Sports medicine – alternatively known as sport and exercise medicine (SEM) – is a branch of medicine that focuses on the treatment and prevention of future injuries associated with sports and exercise. It also deals with physical fitness of both athletes and regular individuals and the steps required to maintain peak physical condition.
As many sports injuries primarily affect muscles ligaments, tendons and bones (e.g. ankle sprains), this branch of medicine is sometimes referred to as musculoskeletal medicine.
The field of sports medicine only started to be formally recognized as a distinct medical specialty in the late 20th century. However, despite this, it has been around for a much longer time. For the best part of a century, both amateur and professional sports teams have employed physicians to help treat their athletes injuries and (as much as possible) help to prevent these injuries.
This is also one of the fastest growing areas of medicine. The global market for sports medicine products and services is expected grow by as much as 6.4% per annum between 2022 and 2030. At the end of this period, the market is projected to be around US$9.5B in size..
Some of this growth comes from the ever increasing participation in sports and exercise due to the growing recognition of the importance of physical activity in protecting against many diseases. However, this growth is also a result of the growing understanding of the importance of problems like concussion in certain sports in which they were not perceived as being major factors.
In this article, we set out to answer three of the most widely asked questions about sports medicine.
What Do Sports Medicine Doctors Do?
Sports physicians’ responsibilities vary greatly from day to day. However, over time, they may be required to perform most of the following duties:

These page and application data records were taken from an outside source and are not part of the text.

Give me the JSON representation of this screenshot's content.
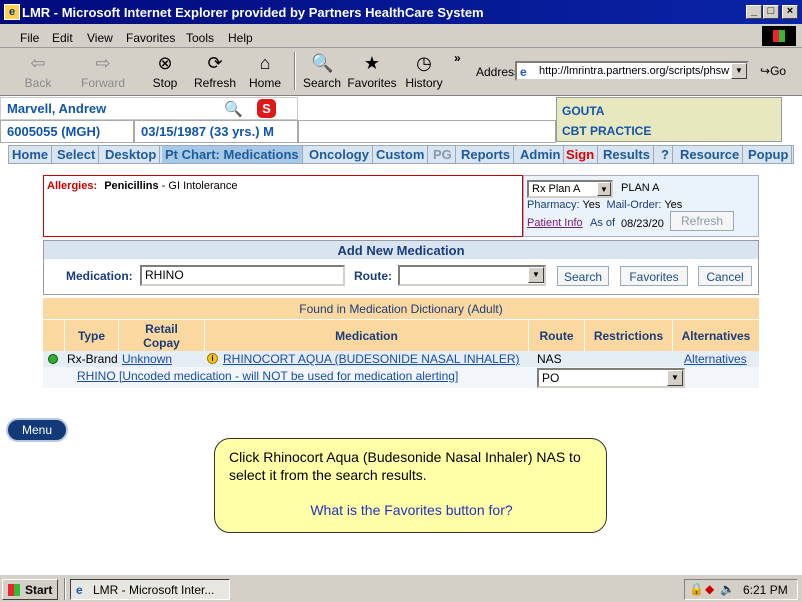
{
  "window": {
    "title": "LMR - Microsoft Internet Explorer provided by Partners HealthCare System"
  },
  "menu": [
    "File",
    "Edit",
    "View",
    "Favorites",
    "Tools",
    "Help"
  ],
  "toolbar": {
    "back": "Back",
    "forward": "Forward",
    "stop": "Stop",
    "refresh": "Refresh",
    "home": "Home",
    "search": "Search",
    "favorites": "Favorites",
    "history": "History",
    "more": "»"
  },
  "address": {
    "label": "Address",
    "url": "http://lmrintra.partners.org/scripts/phsw",
    "go": "Go"
  },
  "patient": {
    "name": "Marvell, Andrew",
    "mrn": "6005055 (MGH)",
    "dob": "03/15/1987  (33 yrs.) M",
    "practice_line1": "GOUTA",
    "practice_line2": "CBT PRACTICE",
    "s_badge": "S"
  },
  "nav": [
    "Home",
    "Select",
    "Desktop",
    "Pt Chart: Medications",
    "Oncology",
    "Custom",
    "PG",
    "Reports",
    "Admin",
    "Sign",
    "Results",
    "?",
    "Resource",
    "Popup"
  ],
  "allergies": {
    "label": "Allergies:",
    "drug": "Penicillins",
    "reaction": " - GI Intolerance"
  },
  "plan": {
    "select": "Rx Plan A",
    "name": "PLAN A",
    "pharmacy_label": "Pharmacy:",
    "pharmacy_val": "Yes",
    "mail_label": "Mail-Order:",
    "mail_val": "Yes",
    "patient_info": "Patient Info",
    "as_of_label": "As of",
    "as_of_date": "08/23/20",
    "refresh": "Refresh"
  },
  "add_med": {
    "title": "Add New Medication",
    "med_label": "Medication:",
    "med_value": "RHINO",
    "route_label": "Route:",
    "route_value": "",
    "search": "Search",
    "favorites": "Favorites",
    "cancel": "Cancel"
  },
  "dictionary": {
    "title": "Found in Medication Dictionary (Adult)",
    "headers": [
      "Type",
      "Retail\nCopay",
      "Medication",
      "Route",
      "Restrictions",
      "Alternatives"
    ],
    "row1": {
      "type": "Rx-Brand",
      "copay": "Unknown",
      "medication": "RHINOCORT AQUA (BUDESONIDE NASAL INHALER)",
      "route": "NAS",
      "alternatives": "Alternatives"
    },
    "row2": {
      "text": "RHINO [Uncoded medication - will NOT be used for medication alerting]",
      "route": "PO"
    }
  },
  "menu_button": "Menu",
  "tip": {
    "instruction": "Click Rhinocort Aqua (Budesonide Nasal Inhaler) NAS to select it from the search results.",
    "question": "What is the Favorites button for?"
  },
  "taskbar": {
    "start": "Start",
    "task": "LMR - Microsoft Inter...",
    "time": "6:21 PM"
  }
}
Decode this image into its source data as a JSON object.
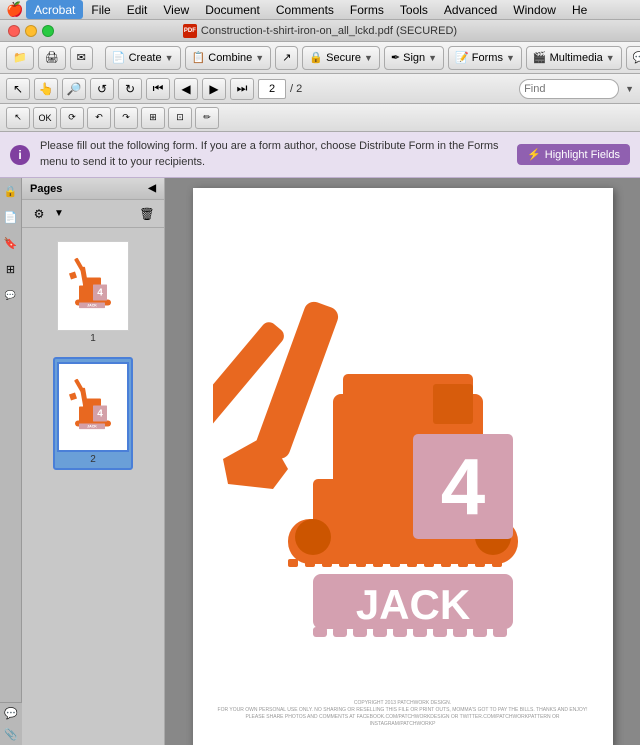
{
  "app": {
    "name": "Acrobat"
  },
  "menu_bar": {
    "apple": "🍎",
    "items": [
      "Acrobat",
      "File",
      "Edit",
      "View",
      "Document",
      "Comments",
      "Forms",
      "Tools",
      "Advanced",
      "Window",
      "He"
    ]
  },
  "title_bar": {
    "title": "Construction-t-shirt-iron-on_all_lckd.pdf (SECURED)"
  },
  "toolbar": {
    "create_label": "Create",
    "combine_label": "Combine",
    "secure_label": "Secure",
    "sign_label": "Sign",
    "forms_label": "Forms",
    "multimedia_label": "Multimedia",
    "comment_label": "Comment"
  },
  "nav_bar": {
    "page_current": "2",
    "page_total": "2",
    "find_placeholder": "Find"
  },
  "notification": {
    "text": "Please fill out the following form. If you are a form author, choose Distribute Form in the Forms menu to send it to your recipients.",
    "button_label": "Highlight Fields"
  },
  "sidebar": {
    "title": "Pages",
    "pages": [
      {
        "number": "1",
        "selected": false
      },
      {
        "number": "2",
        "selected": true
      }
    ]
  },
  "pdf": {
    "excavator_color": "#e86820",
    "number": "4",
    "name": "JACK",
    "name_bg": "#d4a0a8",
    "footer_text": "COPYRIGHT 2013 PATCHWORK DESIGN.\nFOR YOUR OWN PERSONAL USE ONLY. NO SHARING OR RESELLING THIS FILE OR PRINT OUTS, MOMMA'S GOT TO PAY THE BILLS. THANKS AND ENJOY!\nPLEASE SHARE PHOTOS AND COMMENTS AT FACEBOOK.COM/PATCHWORKDESIGN OR TWITTER.COM/PATCHWORKPATTERN OR INSTAGRAM/PATCHWORKP"
  }
}
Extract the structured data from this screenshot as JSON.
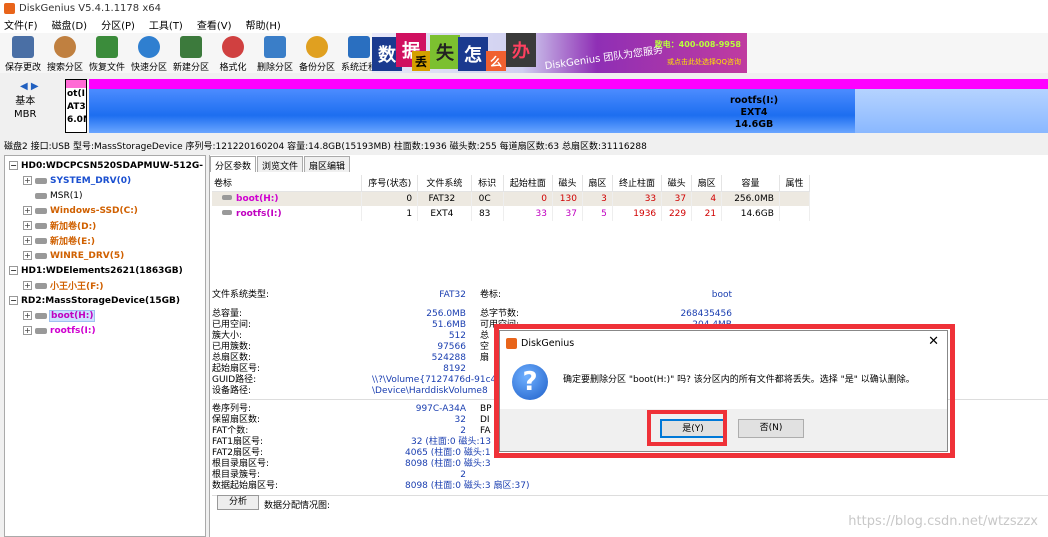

- Examining athletes to understand the nature of the injuries suffered and discussing with the athlete how the injury occurred;
- Ordering imaging scans or lab tests to better understand the nature of the injuries;
- Reviewing the injured athlete’s medical history;
- Devising treatment plans for injured athletes, including prescribing medication;
- Working with coaches, physical therapists and other professionals involved in treating the athlete to ensure that the treatment plan is consistently carried out;
- Working with other members of the sports medicine team caring for the athlete to design a rehabilitation program that will help the athlete recover from injury. This may include advising on the dietary, hydration and nutrition regime that the athlete needs to follow.
Where Do Sports Medicine Doctors Work?
Just as with other categories of health care, sports medicine physicians may be employed in a variety of situations. These may include:
Sports Medicine Clinics
These clinics are among the largest employers of SEM practiitioners. Doctors working there can be involved in treating both amateur and professional athletes and they may deal with injuries both immediately after they have occurred or during the rehabilitation stage.
Sports physicians may also be employed directly by teams and will be focused on treating the members of that team as well as keeping them as close to full fitness as possible. Much of their work will involve treating athletes in the immediate aftermath of experiencing an injury. The sports medicine professionals employed by teams are usually certified athletic trainers.
Teaching & Research
Again, just as with other categories of health care professional, some sports medicine doctors focus on research into new evidence based methods of treating sports injuries as well as teaching medical students preparing for careers in sports medicine.
How To Become A Sports & Exercise Medicine Doctor
The steps required to become a qualified sports medicine physician vary depending on the country involved. Typically, in European countries, qualification requires 4 years of experience in areas such as:
- Internal medicine
- Orthopedics & traumatology;
- Physical & rehabilitation medicine.
In addition to training in the above areas, those aspiring to follow careers in sports medicine should also obtain fellowships at a recognized sports medicine centre.
In the US, the steps required to qualify as a board certified sports medicine physician are somewhat different. However, they broadly resemble the steps required to practise in other medical areas such as family or emergency medicine. They typically include:
- Pursuing a four year bachelor’s degree, typically in a science related field such as chemistry;
- Gain admission to medical school and earn a Doctor of Medicine (or Doctor of Osteopathic Medicine) qualification;
- Complete a residency;
- Complete a one to two year sports medicine fellowship.